▶ [Available data]
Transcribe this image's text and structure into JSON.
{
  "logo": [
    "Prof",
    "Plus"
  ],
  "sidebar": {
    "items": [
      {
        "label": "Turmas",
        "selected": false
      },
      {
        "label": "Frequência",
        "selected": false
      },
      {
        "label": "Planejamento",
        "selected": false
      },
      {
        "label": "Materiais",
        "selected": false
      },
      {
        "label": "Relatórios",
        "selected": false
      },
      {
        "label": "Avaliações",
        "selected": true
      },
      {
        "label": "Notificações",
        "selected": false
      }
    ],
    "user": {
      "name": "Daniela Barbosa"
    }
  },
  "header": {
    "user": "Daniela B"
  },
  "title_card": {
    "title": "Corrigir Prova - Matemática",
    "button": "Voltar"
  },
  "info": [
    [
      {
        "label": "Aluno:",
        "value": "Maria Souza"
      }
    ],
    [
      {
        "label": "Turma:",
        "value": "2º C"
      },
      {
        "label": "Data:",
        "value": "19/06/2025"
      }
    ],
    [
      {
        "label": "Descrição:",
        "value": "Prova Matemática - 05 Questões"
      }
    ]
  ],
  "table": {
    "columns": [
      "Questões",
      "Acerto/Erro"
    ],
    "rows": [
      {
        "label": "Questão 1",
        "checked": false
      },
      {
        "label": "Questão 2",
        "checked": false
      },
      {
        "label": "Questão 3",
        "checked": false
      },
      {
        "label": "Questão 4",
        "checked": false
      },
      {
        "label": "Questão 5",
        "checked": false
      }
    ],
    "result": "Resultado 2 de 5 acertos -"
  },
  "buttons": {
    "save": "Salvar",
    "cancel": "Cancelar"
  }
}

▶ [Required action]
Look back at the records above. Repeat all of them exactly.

▶ [Your solution]
Transcribe this image's text and structure into JSON.
{
  "logo": [
    "Prof",
    "Plus"
  ],
  "sidebar": {
    "items": [
      {
        "label": "Turmas",
        "selected": false
      },
      {
        "label": "Frequência",
        "selected": false
      },
      {
        "label": "Planejamento",
        "selected": false
      },
      {
        "label": "Materiais",
        "selected": false
      },
      {
        "label": "Relatórios",
        "selected": false
      },
      {
        "label": "Avaliações",
        "selected": true
      },
      {
        "label": "Notificações",
        "selected": false
      }
    ],
    "user": {
      "name": "Daniela Barbosa"
    }
  },
  "header": {
    "user": "Daniela B"
  },
  "title_card": {
    "title": "Corrigir Prova - Matemática",
    "button": "Voltar"
  },
  "info": [
    [
      {
        "label": "Aluno:",
        "value": "Maria Souza"
      }
    ],
    [
      {
        "label": "Turma:",
        "value": "2º C"
      },
      {
        "label": "Data:",
        "value": "19/06/2025"
      }
    ],
    [
      {
        "label": "Descrição:",
        "value": "Prova Matemática - 05 Questões"
      }
    ]
  ],
  "table": {
    "columns": [
      "Questões",
      "Acerto/Erro"
    ],
    "rows": [
      {
        "label": "Questão 1",
        "checked": false
      },
      {
        "label": "Questão 2",
        "checked": false
      },
      {
        "label": "Questão 3",
        "checked": false
      },
      {
        "label": "Questão 4",
        "checked": false
      },
      {
        "label": "Questão 5",
        "checked": false
      }
    ],
    "result": "Resultado 2 de 5 acertos -"
  },
  "buttons": {
    "save": "Salvar",
    "cancel": "Cancelar"
  }
}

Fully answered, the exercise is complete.